- ASSIGNED TASK -
Wherever the string "JSON" turns up in the data, copy the whole line.

(Component data from apps and pages)
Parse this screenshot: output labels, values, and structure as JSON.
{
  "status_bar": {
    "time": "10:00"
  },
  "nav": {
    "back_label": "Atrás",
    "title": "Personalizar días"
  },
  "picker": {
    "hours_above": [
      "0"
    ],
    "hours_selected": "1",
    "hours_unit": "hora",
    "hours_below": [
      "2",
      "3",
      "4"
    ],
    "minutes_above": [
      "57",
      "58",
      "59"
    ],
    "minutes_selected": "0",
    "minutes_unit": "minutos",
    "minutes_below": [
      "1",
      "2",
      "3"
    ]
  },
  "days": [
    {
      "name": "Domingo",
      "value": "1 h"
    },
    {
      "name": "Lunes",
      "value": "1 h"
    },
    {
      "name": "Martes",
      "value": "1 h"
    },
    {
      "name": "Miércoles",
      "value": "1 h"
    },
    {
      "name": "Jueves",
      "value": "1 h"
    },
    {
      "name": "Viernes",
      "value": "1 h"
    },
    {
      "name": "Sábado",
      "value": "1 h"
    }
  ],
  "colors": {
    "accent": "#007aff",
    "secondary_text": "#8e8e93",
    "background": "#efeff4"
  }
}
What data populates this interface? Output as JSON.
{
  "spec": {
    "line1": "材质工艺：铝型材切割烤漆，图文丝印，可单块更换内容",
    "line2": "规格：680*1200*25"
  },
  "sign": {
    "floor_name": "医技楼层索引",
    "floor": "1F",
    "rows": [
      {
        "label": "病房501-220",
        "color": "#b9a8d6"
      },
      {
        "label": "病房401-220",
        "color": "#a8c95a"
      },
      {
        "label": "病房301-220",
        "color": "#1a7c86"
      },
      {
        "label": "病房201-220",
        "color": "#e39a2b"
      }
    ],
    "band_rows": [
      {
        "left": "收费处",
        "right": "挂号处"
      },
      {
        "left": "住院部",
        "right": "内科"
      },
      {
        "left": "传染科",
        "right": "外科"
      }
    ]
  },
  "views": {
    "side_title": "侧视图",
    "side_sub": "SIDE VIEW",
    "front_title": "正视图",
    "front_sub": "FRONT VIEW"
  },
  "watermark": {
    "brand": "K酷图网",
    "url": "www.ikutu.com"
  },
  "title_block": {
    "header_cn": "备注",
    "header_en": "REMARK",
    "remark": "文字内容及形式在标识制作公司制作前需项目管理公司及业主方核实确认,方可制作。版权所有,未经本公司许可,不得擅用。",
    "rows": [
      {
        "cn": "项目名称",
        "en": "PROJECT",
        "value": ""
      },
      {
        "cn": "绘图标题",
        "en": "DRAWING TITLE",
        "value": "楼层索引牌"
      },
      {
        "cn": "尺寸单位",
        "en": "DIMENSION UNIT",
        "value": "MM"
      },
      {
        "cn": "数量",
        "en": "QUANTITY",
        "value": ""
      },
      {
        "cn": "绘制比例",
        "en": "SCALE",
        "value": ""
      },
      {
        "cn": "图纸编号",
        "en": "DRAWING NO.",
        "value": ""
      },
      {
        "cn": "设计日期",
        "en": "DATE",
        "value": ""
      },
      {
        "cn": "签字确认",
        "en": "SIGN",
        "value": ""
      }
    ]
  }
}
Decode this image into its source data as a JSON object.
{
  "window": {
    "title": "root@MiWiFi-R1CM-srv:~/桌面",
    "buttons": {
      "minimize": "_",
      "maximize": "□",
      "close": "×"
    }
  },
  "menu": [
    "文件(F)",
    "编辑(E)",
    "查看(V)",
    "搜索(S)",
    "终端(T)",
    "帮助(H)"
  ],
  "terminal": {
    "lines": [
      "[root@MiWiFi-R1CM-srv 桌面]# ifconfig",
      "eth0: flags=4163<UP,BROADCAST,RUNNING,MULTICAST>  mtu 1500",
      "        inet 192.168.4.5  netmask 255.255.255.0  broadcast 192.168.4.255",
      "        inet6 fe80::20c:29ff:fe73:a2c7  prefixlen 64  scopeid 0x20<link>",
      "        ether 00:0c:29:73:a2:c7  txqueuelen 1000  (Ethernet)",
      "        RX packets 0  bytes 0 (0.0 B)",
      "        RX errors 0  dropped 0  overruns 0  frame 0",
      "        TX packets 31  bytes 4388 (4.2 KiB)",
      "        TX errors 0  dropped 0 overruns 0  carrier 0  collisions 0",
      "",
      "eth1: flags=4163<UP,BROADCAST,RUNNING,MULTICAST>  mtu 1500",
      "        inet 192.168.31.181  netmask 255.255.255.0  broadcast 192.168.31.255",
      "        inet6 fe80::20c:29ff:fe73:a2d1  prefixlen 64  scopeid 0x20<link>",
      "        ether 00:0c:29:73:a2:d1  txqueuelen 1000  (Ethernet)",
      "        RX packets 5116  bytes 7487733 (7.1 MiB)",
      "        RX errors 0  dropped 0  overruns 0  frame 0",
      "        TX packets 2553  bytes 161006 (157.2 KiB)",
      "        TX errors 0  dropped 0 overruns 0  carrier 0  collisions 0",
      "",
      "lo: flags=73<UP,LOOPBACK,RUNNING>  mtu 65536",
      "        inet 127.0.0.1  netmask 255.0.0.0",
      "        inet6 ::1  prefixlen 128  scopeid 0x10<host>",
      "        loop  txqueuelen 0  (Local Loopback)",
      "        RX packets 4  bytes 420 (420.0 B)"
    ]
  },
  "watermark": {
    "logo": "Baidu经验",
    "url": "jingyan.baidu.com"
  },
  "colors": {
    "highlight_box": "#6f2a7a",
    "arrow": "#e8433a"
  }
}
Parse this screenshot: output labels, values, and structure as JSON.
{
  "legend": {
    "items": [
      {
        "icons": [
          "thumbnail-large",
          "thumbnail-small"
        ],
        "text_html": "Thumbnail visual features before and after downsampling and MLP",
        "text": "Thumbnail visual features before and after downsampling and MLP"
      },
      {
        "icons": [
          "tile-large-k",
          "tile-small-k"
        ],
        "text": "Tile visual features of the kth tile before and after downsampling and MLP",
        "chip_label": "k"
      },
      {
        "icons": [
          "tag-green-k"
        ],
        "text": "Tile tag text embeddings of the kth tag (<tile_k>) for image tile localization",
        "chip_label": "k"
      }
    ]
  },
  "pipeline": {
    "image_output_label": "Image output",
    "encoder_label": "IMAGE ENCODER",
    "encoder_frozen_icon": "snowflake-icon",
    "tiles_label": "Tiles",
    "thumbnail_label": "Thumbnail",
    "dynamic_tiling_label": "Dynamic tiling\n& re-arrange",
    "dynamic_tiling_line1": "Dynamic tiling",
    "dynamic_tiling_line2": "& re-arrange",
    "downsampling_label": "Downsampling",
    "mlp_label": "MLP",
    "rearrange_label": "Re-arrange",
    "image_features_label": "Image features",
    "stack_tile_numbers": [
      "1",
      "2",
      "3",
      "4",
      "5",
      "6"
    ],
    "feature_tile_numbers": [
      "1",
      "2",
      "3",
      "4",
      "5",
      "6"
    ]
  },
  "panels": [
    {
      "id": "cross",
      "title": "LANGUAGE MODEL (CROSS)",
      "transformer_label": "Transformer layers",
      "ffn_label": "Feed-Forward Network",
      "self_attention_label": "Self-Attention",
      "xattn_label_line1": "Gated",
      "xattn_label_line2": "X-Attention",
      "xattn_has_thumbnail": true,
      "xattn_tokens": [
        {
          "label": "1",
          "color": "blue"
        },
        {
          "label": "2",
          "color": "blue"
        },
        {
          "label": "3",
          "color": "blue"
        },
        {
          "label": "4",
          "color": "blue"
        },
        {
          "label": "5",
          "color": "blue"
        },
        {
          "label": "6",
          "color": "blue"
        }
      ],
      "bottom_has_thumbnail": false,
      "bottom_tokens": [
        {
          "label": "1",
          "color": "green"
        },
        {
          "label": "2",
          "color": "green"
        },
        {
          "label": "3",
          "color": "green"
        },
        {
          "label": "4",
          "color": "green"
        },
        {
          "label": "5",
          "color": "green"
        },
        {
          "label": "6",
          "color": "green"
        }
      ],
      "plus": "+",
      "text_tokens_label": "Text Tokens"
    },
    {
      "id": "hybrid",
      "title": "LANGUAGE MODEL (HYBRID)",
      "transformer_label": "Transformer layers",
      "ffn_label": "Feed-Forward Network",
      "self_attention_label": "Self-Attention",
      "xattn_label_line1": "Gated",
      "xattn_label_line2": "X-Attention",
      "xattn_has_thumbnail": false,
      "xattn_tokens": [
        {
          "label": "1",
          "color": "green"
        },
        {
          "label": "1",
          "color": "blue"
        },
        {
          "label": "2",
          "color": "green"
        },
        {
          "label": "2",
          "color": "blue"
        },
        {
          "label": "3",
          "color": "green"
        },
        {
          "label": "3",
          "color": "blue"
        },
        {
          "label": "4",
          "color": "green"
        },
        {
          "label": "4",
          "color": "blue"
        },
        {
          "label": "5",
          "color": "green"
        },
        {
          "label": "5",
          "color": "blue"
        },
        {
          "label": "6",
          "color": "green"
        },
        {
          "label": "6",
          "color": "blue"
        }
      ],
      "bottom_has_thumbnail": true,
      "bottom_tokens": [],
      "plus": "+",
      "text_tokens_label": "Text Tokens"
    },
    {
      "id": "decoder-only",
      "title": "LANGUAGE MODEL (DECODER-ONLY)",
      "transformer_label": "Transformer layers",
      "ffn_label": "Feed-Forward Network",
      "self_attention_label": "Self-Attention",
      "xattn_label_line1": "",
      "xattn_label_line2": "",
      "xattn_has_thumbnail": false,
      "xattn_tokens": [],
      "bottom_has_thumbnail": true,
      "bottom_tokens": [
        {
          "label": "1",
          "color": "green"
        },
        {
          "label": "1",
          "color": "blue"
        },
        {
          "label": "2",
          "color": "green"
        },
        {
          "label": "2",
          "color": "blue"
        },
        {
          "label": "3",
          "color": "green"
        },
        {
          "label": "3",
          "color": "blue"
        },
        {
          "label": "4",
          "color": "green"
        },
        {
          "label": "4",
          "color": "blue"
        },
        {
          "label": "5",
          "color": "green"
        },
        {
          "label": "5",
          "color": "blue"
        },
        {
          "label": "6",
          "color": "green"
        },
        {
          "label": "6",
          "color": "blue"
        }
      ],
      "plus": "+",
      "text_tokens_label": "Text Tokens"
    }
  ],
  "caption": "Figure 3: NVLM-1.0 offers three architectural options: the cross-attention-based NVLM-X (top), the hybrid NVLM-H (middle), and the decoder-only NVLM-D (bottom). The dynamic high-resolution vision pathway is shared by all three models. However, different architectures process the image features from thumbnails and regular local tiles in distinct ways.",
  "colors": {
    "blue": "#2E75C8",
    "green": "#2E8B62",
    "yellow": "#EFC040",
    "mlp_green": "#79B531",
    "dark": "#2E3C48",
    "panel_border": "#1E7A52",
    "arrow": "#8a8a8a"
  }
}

- FINISHED EXERCISE -
Parse this screenshot: output labels, values, and structure as JSON.
What data populates this interface? Output as JSON.
Decode this image into its source data as a JSON object.
Parse this screenshot: output labels, values, and structure as JSON.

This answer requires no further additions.